Lines with "mnemonic": pull these out of the listing below.

= Beginning of Section =

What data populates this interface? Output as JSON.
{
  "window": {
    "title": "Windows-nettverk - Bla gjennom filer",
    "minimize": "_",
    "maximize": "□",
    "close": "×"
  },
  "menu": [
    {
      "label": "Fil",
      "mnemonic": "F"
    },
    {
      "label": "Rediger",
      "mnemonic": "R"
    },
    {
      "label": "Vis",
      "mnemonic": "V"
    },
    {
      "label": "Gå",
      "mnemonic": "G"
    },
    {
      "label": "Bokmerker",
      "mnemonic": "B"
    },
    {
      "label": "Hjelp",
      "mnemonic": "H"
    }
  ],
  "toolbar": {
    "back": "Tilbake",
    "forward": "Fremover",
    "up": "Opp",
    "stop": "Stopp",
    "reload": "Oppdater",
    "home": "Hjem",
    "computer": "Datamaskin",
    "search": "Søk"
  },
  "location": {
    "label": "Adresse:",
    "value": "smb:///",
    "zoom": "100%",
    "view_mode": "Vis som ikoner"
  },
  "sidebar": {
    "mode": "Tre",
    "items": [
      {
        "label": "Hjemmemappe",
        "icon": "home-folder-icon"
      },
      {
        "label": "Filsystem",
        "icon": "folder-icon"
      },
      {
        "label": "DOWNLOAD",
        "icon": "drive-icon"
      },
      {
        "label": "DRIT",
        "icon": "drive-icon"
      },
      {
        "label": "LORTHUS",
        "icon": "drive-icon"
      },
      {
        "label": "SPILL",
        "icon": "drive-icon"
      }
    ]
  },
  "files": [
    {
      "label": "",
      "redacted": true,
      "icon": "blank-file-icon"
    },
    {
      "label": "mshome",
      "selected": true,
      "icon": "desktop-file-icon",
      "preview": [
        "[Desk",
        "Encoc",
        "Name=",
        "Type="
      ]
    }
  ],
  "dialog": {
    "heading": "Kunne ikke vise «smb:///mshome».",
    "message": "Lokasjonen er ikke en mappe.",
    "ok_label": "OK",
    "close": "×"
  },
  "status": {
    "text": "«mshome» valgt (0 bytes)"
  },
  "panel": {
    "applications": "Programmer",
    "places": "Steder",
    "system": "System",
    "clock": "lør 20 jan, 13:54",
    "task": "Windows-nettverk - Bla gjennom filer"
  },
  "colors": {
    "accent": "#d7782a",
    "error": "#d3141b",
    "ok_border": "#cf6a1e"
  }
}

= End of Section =

Response to the exercise ▸
      "mnemonic": "F"
      "mnemonic": "R"
      "mnemonic": "V"
      "mnemonic": "G"
      "mnemonic": "B"
      "mnemonic": "H"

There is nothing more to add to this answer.